In other words, it goes beyond the immediate business of unity of African and Indian organizations, and quite explicitly leads the reader towards the grouping of democratic forces that was to be further developed into the Congress of the People eight years later, and into the product of that assembly: The Freedom Charter.

In all of these cases we can see that mass organisations of specific constituencies were able to combine as part of a process of national social development; and more precisely, towards a National Democratic Revolution.

This Doctors’ Pact made a direct reference to the gains of the anti-fascist war, during which South Africa had been allied with the Soviet Union among others, as follows: “every effort [must] be made to compel the Union Government to implement the United Nations' decisions and to treat the Non-European peoples in South Africa in conformity with the principles of the United Nations Charter.”

To this end the Pact determined that “a vigorous campaign be immediately launched.”

Reaction was closing in. The quasi-fascist and racist National Party was elected to a majority the all-white Parliament in 1948. The Communist Party of South Africa, later reborn as the clandestine South African Communist Party (SACP), finally legalised again in 1990, was banned in 1950. The consequence of this banning was the Defiance of Unjust Laws campaign when the ANC rallied to the defence of the Party, while the Trade Union Movement grew towards the foundation of SACTU in 1955, just in time for it to take part in the Congress of the People.

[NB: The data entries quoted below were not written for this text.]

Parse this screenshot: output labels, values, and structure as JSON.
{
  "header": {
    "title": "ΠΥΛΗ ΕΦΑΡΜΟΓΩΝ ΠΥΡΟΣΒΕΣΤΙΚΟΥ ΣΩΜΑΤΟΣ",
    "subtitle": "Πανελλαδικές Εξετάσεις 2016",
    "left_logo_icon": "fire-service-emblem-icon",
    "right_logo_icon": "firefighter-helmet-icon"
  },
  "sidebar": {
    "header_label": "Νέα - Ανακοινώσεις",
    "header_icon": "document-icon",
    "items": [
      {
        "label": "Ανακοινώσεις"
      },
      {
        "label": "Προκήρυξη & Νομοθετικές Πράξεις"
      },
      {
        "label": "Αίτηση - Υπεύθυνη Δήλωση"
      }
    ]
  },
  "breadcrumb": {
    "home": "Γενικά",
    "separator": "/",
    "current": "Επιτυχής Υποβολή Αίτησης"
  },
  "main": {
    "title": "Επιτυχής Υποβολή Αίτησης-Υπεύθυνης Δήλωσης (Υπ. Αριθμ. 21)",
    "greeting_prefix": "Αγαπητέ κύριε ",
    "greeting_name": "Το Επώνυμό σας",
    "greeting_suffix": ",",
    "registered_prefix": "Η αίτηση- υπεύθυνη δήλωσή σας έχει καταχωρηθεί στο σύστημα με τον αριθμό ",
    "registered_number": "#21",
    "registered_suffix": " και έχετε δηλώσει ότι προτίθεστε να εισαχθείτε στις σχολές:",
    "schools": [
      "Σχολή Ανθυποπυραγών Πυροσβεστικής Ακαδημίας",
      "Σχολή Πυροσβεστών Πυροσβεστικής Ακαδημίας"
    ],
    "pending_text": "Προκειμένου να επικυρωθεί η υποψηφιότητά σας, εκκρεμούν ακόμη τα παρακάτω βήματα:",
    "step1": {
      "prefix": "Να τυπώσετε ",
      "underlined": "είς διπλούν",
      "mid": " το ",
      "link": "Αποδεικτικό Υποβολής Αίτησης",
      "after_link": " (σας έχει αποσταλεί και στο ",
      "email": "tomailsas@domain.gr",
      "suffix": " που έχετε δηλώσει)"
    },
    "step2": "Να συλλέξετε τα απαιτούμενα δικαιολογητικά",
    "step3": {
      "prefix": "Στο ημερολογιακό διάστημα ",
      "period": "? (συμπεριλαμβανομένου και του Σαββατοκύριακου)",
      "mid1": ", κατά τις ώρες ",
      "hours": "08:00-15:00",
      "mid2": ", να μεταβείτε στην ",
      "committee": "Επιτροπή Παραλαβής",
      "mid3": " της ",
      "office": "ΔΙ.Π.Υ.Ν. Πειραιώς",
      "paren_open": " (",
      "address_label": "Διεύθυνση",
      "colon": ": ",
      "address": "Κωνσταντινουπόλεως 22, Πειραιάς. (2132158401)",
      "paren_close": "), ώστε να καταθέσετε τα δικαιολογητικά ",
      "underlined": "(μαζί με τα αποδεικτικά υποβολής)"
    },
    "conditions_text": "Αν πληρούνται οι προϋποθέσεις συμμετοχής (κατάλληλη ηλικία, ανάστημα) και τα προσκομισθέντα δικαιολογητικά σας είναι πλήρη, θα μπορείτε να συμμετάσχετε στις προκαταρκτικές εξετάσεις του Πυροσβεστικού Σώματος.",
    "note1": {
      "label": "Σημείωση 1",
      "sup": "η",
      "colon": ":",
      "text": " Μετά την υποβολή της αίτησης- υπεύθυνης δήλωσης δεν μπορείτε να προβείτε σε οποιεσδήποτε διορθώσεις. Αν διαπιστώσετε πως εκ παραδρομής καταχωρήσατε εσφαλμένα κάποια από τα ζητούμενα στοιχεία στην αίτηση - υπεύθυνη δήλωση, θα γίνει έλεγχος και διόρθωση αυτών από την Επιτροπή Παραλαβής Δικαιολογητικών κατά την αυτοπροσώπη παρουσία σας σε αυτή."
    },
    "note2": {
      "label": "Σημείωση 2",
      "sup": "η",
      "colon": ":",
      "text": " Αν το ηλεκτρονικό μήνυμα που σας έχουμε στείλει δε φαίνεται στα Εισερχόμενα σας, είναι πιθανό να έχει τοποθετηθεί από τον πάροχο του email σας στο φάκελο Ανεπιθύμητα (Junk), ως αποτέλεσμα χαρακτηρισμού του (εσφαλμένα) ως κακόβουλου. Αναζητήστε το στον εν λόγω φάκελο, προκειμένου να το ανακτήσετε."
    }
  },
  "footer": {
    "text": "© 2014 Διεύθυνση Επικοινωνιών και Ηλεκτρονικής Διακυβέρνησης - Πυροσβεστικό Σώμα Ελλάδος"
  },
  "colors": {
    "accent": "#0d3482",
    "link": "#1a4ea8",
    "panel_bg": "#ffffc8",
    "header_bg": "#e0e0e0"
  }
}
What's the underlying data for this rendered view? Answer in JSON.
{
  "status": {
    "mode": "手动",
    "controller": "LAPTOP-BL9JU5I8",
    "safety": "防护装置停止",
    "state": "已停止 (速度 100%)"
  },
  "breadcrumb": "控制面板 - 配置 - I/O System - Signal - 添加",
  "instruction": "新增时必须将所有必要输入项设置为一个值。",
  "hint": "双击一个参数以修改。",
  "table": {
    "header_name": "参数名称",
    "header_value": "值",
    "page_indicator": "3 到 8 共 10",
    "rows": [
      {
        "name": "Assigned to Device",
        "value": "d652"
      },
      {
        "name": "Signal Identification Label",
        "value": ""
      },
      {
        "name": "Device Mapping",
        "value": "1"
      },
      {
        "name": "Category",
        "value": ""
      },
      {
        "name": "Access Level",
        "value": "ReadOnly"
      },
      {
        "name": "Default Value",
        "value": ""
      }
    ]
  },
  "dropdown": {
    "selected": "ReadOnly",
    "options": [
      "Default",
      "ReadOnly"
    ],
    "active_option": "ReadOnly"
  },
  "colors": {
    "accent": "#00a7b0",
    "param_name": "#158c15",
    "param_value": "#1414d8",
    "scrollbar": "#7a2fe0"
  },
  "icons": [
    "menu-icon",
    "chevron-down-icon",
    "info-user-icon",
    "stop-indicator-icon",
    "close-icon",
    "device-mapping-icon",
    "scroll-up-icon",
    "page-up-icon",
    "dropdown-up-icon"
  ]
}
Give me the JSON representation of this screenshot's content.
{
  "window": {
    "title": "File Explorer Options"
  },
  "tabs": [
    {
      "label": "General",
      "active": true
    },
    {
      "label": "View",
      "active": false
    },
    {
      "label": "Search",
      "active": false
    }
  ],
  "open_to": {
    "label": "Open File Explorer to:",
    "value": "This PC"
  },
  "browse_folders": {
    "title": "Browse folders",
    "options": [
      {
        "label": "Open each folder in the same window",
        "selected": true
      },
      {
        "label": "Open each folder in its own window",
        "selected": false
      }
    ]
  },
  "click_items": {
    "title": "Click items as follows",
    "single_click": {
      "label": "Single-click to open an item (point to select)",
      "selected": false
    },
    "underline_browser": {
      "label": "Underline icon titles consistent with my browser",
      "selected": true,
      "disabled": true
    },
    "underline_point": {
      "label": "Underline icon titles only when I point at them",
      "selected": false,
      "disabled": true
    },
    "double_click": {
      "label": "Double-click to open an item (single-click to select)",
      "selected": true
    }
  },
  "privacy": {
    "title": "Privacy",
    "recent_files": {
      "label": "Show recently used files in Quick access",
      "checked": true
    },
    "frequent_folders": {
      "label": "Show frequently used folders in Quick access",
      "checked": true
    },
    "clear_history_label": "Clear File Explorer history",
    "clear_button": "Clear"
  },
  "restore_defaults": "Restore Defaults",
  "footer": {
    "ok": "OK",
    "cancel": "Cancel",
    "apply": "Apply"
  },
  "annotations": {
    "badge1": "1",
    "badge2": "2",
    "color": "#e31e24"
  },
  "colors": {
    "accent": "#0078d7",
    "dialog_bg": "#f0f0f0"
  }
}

Many other diverse and historic events took place in the decade between the end of the anti-fascist world war in 1945 and the Congress of the People in 1955, but the general movement is clear: towards a National Democratic Revolution, based on the unity in action of the workers’ Party, the united national liberation movement, and the organised mass trade union movement.